● Task objective
For the records below, the count of lines that hold "sampling" is required; give only that number.

####################

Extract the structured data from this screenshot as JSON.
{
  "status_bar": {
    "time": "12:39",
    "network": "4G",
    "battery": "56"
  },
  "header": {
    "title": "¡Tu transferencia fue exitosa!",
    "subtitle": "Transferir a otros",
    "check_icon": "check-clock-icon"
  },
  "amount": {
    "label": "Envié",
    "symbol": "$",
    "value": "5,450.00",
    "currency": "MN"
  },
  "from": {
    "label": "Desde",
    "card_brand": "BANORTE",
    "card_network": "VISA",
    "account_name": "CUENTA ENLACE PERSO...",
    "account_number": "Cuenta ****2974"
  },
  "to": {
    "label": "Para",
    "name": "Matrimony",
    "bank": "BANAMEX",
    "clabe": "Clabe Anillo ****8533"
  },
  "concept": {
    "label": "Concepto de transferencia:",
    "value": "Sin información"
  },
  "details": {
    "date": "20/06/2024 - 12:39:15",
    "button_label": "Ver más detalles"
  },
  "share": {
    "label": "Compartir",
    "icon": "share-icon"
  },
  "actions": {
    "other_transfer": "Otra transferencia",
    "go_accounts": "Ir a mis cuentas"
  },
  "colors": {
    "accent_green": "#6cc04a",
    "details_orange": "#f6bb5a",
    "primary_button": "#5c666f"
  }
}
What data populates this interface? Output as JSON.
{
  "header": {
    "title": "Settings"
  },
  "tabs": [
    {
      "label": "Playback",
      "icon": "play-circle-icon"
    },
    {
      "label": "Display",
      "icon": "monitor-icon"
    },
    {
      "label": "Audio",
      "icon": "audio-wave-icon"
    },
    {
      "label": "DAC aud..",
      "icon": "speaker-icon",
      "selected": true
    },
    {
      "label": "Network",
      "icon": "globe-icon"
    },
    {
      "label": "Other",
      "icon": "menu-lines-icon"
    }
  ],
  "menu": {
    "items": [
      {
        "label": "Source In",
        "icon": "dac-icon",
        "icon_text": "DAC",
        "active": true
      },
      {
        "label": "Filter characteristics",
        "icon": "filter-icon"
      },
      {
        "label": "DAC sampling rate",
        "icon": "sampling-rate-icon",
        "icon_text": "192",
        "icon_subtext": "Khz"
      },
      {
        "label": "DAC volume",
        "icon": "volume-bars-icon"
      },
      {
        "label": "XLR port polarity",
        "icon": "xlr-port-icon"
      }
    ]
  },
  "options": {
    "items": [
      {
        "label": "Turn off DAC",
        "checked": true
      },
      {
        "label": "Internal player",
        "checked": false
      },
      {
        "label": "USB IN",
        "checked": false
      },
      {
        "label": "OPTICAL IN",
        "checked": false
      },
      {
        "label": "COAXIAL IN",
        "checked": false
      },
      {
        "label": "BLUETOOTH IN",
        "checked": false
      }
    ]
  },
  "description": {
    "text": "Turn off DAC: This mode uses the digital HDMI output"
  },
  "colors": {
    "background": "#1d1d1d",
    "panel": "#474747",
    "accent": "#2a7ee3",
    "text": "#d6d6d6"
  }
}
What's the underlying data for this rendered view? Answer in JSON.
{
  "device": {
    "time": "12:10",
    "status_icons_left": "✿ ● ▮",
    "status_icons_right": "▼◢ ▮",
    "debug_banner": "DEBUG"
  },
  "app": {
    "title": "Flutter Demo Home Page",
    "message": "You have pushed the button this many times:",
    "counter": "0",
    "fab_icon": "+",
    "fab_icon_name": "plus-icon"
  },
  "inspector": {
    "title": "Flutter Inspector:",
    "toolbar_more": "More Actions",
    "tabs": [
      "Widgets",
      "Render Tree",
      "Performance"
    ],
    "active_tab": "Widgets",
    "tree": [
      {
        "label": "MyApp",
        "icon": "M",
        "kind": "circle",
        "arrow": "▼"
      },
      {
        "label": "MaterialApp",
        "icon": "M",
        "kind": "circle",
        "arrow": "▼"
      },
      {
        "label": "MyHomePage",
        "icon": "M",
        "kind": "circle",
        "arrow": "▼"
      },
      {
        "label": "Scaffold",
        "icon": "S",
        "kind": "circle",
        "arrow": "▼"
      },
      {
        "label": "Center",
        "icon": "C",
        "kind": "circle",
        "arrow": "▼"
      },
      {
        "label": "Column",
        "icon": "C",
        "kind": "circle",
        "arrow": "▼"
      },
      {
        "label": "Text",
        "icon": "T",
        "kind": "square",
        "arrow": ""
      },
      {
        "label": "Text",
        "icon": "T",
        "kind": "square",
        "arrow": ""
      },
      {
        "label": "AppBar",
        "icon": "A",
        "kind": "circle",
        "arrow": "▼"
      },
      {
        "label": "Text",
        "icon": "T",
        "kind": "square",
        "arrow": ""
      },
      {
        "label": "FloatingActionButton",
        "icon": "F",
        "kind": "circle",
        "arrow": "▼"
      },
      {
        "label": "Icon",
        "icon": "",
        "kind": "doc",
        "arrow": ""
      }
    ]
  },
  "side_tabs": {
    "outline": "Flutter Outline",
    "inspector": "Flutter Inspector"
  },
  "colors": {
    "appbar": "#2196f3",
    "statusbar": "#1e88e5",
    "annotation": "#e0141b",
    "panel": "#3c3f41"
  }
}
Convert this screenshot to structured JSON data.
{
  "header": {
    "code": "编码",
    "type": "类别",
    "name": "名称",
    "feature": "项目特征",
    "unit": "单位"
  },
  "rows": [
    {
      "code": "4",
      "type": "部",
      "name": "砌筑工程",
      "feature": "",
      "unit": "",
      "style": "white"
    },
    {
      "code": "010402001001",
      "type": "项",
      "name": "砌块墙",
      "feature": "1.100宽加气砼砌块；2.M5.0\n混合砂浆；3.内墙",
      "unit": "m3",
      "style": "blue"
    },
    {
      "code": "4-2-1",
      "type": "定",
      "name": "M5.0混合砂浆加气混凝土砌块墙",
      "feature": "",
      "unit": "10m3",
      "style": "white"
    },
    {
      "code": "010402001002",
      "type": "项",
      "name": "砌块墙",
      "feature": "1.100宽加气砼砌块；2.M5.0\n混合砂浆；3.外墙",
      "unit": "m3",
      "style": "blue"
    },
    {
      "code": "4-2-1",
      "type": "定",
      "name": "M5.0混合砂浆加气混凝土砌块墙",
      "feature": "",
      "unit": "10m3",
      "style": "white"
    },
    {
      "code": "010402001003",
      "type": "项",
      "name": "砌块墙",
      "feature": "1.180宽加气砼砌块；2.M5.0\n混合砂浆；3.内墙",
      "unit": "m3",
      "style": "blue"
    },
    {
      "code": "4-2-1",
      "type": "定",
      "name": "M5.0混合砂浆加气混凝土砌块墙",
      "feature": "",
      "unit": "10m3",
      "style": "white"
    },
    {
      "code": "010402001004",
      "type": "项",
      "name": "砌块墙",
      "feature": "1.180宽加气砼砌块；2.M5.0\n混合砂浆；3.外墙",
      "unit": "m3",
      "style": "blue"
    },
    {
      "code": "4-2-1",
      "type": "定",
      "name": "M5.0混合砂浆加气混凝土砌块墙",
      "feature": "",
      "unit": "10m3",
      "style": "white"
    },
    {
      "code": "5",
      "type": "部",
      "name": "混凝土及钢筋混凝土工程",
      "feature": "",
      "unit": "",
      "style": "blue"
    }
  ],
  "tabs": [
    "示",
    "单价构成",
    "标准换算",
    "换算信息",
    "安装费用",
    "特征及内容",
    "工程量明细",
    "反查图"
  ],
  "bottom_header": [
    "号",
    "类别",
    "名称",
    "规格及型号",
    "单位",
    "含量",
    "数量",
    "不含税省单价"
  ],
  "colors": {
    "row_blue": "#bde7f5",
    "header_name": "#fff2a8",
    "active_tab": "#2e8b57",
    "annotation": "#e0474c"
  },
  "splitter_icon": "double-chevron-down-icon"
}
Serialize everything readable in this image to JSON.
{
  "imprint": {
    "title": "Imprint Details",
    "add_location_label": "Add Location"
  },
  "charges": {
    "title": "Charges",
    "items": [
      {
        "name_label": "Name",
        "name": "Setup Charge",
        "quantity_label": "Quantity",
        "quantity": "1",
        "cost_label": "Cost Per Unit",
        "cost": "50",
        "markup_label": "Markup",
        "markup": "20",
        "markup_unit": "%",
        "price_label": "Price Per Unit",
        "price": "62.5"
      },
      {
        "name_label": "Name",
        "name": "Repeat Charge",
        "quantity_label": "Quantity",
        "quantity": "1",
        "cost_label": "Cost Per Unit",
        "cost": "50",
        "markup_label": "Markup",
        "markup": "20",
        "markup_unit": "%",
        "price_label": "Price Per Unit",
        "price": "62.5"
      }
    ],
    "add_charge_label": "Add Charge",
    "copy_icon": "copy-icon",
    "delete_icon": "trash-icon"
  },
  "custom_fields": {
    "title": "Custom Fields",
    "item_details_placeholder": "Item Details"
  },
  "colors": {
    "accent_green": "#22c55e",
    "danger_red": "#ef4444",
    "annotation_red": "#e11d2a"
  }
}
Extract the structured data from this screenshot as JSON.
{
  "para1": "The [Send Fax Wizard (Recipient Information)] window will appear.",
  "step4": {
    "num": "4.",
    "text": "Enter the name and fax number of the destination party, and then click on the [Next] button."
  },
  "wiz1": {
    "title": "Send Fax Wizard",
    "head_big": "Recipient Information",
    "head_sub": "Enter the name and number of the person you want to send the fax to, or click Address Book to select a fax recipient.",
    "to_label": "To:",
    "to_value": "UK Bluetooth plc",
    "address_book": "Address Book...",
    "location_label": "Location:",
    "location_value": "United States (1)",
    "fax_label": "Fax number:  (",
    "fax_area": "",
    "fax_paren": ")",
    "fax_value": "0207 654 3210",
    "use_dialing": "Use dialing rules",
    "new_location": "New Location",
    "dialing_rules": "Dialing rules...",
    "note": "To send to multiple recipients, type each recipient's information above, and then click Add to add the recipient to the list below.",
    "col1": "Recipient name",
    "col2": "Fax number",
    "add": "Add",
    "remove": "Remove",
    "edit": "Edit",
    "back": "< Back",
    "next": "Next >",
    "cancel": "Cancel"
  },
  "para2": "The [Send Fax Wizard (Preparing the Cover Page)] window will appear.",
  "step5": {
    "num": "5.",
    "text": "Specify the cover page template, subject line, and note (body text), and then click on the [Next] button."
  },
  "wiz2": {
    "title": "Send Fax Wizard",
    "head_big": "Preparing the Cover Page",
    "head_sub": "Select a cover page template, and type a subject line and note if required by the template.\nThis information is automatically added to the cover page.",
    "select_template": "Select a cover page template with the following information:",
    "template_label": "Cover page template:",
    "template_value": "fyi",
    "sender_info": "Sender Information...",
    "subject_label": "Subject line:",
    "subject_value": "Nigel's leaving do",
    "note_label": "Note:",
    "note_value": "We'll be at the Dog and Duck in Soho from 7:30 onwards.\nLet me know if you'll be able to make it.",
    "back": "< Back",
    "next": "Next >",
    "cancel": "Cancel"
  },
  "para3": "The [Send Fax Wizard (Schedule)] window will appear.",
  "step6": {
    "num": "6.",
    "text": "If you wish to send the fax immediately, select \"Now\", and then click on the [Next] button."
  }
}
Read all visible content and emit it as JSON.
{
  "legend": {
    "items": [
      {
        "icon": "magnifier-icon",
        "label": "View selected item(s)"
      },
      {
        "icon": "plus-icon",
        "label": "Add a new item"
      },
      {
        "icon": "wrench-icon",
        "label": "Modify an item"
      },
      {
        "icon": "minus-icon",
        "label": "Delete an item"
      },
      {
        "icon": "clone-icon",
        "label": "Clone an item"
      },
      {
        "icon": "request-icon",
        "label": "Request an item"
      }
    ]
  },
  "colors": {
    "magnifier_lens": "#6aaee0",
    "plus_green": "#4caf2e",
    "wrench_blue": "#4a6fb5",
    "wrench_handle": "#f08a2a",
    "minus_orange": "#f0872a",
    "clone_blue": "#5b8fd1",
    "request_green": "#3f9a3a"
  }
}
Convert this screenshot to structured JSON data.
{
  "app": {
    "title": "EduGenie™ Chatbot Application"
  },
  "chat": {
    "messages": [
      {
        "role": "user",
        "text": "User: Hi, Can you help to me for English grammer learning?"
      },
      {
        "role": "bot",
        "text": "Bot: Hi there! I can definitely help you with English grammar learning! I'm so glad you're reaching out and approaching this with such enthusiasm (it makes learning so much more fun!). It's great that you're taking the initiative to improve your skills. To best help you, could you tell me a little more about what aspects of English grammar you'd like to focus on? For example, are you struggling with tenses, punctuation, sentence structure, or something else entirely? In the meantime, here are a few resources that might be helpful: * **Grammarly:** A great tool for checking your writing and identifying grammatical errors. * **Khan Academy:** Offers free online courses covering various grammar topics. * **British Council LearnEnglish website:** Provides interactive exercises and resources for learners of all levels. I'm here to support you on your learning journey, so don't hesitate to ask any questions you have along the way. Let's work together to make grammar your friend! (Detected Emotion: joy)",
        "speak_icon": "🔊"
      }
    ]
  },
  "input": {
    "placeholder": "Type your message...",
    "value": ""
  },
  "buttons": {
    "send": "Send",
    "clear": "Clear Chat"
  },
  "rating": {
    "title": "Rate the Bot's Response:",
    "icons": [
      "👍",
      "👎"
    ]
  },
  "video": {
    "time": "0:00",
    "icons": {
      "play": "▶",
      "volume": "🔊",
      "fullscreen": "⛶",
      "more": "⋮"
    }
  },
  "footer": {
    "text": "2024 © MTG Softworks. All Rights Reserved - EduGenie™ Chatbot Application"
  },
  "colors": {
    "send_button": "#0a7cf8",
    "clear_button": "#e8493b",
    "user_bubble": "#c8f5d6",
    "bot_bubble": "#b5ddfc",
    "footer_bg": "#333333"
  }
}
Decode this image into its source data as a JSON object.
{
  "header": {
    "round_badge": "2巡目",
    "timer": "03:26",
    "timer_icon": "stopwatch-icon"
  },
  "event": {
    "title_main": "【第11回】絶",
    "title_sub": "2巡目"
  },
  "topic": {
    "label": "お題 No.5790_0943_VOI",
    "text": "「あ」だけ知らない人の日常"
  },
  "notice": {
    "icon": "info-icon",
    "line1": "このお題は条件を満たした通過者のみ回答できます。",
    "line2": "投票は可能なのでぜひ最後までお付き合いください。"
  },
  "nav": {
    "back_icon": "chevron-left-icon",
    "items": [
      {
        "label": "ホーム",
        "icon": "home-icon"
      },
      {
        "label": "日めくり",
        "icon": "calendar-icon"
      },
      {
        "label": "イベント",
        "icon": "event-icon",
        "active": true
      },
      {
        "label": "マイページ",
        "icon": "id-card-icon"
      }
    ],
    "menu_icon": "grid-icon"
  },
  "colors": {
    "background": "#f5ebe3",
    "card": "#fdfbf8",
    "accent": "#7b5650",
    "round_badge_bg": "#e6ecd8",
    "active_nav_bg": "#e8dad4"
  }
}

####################

● Result
2